This analysis suggests that CPCs are on average of 20% through adopting CSS. This is a huge amount, so it will be interesting to see how this affects competition in the marketplace.
Audience targeting grows in popularity
An interesting trend is the increasing role that Google’s audience targeting has played in the past year. According to Merkle, in Q2 2018, 37% of Google search ad clicks were impacted
by Google’s specific audience targeting products, including: remarketing lists for search ads (RLSA), Customer Match, and similar audiences. This rate was up from 21% of clicks a year earlier.
Given the importance of this trend, we’ll take a look at the implications of these techniques in more depth in Google and other advertising platforms in my next article.
Don’t forget Amazon advertising
Amazon has had ad options for many years, which were effectively a sponsored search advertising option triggered by keywords searched and the text context of the results page.

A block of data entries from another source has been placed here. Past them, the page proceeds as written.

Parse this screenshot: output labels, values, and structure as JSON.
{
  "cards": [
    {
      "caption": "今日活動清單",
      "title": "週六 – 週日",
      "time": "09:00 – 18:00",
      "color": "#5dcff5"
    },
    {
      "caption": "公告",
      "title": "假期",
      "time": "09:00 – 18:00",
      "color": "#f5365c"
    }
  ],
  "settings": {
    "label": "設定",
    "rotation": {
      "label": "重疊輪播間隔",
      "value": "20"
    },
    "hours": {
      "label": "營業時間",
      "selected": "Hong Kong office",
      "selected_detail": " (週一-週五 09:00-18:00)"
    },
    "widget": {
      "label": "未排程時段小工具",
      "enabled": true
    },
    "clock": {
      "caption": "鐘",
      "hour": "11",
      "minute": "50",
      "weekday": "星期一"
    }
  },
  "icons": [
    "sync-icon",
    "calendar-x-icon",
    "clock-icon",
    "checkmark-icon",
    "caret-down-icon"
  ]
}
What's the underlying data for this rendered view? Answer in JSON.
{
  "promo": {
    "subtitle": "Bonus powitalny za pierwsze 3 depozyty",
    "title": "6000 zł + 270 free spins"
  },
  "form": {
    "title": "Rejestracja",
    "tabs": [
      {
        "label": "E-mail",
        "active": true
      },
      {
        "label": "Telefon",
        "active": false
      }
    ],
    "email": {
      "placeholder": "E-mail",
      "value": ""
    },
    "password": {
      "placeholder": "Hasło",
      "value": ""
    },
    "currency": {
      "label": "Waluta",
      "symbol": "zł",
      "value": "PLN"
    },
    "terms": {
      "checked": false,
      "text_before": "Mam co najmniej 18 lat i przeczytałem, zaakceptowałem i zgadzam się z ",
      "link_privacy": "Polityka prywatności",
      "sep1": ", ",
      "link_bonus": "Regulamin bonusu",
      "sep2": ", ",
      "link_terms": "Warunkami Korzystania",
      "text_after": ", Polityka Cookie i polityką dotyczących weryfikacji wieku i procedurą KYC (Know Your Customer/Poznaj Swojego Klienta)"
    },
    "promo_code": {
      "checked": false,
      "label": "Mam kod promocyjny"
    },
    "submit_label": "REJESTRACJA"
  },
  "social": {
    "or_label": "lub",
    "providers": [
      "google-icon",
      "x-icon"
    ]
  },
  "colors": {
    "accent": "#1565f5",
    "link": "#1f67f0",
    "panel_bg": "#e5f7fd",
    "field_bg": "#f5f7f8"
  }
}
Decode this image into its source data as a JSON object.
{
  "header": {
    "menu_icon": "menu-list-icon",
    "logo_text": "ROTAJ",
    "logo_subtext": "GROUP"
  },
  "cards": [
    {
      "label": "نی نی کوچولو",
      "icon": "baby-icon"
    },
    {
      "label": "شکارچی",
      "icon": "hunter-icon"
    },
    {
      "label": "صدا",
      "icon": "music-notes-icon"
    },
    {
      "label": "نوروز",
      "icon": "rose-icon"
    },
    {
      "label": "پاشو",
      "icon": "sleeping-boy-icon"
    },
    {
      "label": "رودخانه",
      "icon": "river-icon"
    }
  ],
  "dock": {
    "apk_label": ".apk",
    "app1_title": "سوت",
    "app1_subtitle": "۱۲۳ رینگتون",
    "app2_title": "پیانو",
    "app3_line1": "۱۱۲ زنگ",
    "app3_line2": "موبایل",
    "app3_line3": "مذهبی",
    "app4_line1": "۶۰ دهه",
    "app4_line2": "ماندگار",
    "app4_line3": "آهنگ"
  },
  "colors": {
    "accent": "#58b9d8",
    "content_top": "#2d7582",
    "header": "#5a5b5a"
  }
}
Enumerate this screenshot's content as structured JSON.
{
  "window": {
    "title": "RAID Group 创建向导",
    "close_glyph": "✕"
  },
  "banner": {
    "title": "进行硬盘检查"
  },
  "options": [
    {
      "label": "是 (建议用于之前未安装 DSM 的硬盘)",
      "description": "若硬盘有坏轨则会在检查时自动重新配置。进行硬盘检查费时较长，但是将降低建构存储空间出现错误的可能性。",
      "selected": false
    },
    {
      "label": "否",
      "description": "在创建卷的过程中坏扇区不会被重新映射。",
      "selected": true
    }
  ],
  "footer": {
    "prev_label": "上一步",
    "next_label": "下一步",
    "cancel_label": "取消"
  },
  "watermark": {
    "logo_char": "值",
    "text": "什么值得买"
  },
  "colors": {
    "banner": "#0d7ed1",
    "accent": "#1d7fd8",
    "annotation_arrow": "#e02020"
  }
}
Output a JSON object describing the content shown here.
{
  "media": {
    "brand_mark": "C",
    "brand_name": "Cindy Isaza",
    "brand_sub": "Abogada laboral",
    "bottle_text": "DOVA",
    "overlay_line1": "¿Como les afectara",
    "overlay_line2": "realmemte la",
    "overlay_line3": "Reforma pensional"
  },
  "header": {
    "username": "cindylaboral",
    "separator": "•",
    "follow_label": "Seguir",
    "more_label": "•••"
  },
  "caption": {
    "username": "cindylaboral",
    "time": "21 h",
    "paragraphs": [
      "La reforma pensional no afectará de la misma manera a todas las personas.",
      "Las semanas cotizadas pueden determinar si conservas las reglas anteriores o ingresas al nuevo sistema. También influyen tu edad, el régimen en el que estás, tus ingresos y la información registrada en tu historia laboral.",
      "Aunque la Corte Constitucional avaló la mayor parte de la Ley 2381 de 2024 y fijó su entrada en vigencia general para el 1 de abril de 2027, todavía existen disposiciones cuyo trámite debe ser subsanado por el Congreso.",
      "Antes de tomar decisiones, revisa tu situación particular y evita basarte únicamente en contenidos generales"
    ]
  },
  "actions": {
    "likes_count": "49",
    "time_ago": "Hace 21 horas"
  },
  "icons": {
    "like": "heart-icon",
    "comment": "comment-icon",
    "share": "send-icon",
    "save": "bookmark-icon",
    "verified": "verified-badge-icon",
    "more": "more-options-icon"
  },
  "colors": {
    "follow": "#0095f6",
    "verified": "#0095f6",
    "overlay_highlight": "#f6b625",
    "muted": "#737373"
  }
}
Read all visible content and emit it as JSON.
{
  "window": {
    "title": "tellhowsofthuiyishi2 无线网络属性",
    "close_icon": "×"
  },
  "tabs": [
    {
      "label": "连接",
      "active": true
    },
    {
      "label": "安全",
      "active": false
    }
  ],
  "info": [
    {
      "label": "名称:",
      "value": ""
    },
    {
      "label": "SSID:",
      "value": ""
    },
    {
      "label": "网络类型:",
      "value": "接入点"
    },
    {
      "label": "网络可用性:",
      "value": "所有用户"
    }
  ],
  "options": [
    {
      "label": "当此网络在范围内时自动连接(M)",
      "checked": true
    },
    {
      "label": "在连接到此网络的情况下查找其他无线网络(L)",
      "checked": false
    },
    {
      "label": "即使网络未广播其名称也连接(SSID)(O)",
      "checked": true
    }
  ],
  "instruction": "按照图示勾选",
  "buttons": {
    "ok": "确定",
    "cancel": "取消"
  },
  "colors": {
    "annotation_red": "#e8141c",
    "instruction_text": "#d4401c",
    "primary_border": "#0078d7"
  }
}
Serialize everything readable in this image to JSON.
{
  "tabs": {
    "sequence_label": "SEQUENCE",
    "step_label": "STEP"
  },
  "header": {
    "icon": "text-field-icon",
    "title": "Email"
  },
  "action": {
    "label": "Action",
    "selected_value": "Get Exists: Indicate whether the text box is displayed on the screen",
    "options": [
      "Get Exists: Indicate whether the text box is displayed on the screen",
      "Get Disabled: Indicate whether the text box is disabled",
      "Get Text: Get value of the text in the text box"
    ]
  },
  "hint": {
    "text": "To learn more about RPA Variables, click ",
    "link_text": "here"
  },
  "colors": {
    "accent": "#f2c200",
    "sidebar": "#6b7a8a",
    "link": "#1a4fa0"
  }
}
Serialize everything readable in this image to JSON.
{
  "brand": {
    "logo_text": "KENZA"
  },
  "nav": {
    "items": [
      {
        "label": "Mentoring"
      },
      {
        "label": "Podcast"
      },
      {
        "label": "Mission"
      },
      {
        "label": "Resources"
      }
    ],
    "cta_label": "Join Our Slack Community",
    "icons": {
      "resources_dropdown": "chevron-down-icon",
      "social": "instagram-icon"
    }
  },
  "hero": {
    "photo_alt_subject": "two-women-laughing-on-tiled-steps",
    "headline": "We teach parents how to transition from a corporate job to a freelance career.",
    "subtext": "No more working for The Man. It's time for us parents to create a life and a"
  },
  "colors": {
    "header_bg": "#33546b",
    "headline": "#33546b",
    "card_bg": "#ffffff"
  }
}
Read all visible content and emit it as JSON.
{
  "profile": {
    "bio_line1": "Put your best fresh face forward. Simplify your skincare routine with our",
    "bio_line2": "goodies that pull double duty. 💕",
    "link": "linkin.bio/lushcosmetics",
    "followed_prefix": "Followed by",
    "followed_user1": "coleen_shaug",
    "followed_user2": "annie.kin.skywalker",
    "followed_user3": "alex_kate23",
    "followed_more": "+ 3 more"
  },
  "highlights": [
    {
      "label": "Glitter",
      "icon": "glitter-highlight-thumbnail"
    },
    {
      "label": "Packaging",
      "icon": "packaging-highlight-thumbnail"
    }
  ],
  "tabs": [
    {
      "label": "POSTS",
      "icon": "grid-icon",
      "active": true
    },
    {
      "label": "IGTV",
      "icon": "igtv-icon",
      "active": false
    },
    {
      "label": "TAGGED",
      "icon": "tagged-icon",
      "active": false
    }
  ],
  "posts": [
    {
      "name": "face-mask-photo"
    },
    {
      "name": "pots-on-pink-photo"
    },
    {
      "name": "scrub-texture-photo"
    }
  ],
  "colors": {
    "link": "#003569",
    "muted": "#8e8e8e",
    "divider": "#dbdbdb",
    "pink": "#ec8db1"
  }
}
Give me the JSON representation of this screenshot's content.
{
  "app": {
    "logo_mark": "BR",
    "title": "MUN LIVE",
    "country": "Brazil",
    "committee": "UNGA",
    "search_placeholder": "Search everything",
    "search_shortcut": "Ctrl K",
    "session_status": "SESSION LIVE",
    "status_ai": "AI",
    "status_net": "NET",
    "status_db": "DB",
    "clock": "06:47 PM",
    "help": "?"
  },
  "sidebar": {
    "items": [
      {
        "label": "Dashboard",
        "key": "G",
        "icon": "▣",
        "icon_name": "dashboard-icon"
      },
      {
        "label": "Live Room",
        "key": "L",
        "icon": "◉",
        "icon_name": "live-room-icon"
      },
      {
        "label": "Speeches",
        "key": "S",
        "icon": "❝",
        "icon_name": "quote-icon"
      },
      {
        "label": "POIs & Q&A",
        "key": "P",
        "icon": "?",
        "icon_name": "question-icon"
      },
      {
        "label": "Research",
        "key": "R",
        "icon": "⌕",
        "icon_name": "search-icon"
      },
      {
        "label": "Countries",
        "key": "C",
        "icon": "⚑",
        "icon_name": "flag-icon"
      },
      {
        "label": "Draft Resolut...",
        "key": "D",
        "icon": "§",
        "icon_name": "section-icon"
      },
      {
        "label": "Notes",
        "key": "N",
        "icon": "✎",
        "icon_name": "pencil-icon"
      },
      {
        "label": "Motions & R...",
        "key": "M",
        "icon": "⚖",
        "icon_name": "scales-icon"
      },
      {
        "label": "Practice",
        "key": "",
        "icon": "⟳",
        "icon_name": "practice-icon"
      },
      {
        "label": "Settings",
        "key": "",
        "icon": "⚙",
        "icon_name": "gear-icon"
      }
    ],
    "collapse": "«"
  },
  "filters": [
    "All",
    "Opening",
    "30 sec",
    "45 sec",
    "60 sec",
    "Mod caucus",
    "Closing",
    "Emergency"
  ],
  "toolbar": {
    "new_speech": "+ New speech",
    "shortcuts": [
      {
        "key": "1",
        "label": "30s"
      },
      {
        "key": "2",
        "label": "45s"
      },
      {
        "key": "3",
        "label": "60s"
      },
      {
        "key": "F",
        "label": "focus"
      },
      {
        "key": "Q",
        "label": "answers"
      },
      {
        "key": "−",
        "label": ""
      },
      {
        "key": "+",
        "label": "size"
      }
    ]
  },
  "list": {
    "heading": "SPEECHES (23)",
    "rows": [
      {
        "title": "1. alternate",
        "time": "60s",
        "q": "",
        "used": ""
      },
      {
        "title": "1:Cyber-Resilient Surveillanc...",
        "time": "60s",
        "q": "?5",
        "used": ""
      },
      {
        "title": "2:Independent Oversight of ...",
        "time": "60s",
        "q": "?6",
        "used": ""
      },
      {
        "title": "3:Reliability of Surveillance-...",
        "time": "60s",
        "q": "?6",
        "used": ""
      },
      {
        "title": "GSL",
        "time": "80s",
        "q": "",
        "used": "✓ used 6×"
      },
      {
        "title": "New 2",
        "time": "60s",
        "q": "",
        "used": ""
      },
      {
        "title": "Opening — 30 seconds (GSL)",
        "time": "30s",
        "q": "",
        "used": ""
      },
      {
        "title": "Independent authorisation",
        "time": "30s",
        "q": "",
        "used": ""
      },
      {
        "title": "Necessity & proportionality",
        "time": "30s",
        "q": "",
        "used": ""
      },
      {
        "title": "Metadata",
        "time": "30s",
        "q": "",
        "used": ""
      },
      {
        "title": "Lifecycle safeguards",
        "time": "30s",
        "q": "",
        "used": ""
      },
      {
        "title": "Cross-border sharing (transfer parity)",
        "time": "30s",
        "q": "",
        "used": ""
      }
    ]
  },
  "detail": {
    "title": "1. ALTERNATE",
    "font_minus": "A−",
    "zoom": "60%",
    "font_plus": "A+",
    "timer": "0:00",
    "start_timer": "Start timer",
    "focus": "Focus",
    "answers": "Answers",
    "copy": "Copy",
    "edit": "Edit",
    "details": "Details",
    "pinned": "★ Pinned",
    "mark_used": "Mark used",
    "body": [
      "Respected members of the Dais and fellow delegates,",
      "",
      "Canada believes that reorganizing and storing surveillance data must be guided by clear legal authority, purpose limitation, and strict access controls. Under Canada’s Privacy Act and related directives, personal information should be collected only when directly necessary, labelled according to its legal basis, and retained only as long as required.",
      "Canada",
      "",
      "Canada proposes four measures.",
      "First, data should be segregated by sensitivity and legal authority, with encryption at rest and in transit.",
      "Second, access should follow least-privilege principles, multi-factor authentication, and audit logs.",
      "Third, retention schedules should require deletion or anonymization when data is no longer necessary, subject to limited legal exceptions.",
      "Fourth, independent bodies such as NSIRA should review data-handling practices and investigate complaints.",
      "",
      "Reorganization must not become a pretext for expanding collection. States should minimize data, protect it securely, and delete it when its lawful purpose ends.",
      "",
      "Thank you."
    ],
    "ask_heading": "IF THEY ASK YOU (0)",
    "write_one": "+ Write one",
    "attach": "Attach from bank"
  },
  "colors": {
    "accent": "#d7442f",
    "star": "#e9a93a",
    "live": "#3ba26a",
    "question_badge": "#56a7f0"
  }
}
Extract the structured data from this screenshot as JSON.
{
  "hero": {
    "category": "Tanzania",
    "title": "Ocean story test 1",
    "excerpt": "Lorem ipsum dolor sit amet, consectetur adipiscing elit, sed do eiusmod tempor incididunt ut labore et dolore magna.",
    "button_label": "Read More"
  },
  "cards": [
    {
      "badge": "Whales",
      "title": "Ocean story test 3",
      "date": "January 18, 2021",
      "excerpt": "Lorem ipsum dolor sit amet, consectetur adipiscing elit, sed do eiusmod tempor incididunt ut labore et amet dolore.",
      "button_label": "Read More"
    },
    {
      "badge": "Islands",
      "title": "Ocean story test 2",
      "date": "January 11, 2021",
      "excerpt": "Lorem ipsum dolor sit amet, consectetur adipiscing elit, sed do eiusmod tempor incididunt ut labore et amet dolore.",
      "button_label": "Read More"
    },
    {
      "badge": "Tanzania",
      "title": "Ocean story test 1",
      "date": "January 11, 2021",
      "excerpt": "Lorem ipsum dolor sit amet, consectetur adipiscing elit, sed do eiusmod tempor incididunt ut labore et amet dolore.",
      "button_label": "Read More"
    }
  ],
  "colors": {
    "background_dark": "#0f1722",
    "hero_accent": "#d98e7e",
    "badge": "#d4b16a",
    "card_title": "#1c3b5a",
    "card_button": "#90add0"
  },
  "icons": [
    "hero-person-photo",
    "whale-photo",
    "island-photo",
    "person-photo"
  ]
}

As the dominance of Amazon in retail has increased, the opportunity for retailers to use ads to compete with Amazon either, through the marketplace or their own stores has increased. Amazon advertising is now a much broader product with the traditional sponsored ads and also with display, programmatic and video ads which are available through third-party publishers.
According to Merkle Amazon Sponsored Products spend grew 165% year-on-year in Q2 2018, while Headline Search Ads grew 162%. Sponsored Products continue to account for the vast majority of Amazon search spend, with Headline Search Ads and Product Display Ads accounting for just 12% of spend combined.
Interestingly, the Merkle data shows that clicks from both Sponsored Products and Headline Search Ads convert at about three and a half times the rate of Google Shopping ads, looking across all brands bidding on either format.
This review shows that innovation in paid search is alive and well, so shows the need to innovate your approach.
If you’d like to discover more about Google’s latest marketing options, get in touch with our team of experts.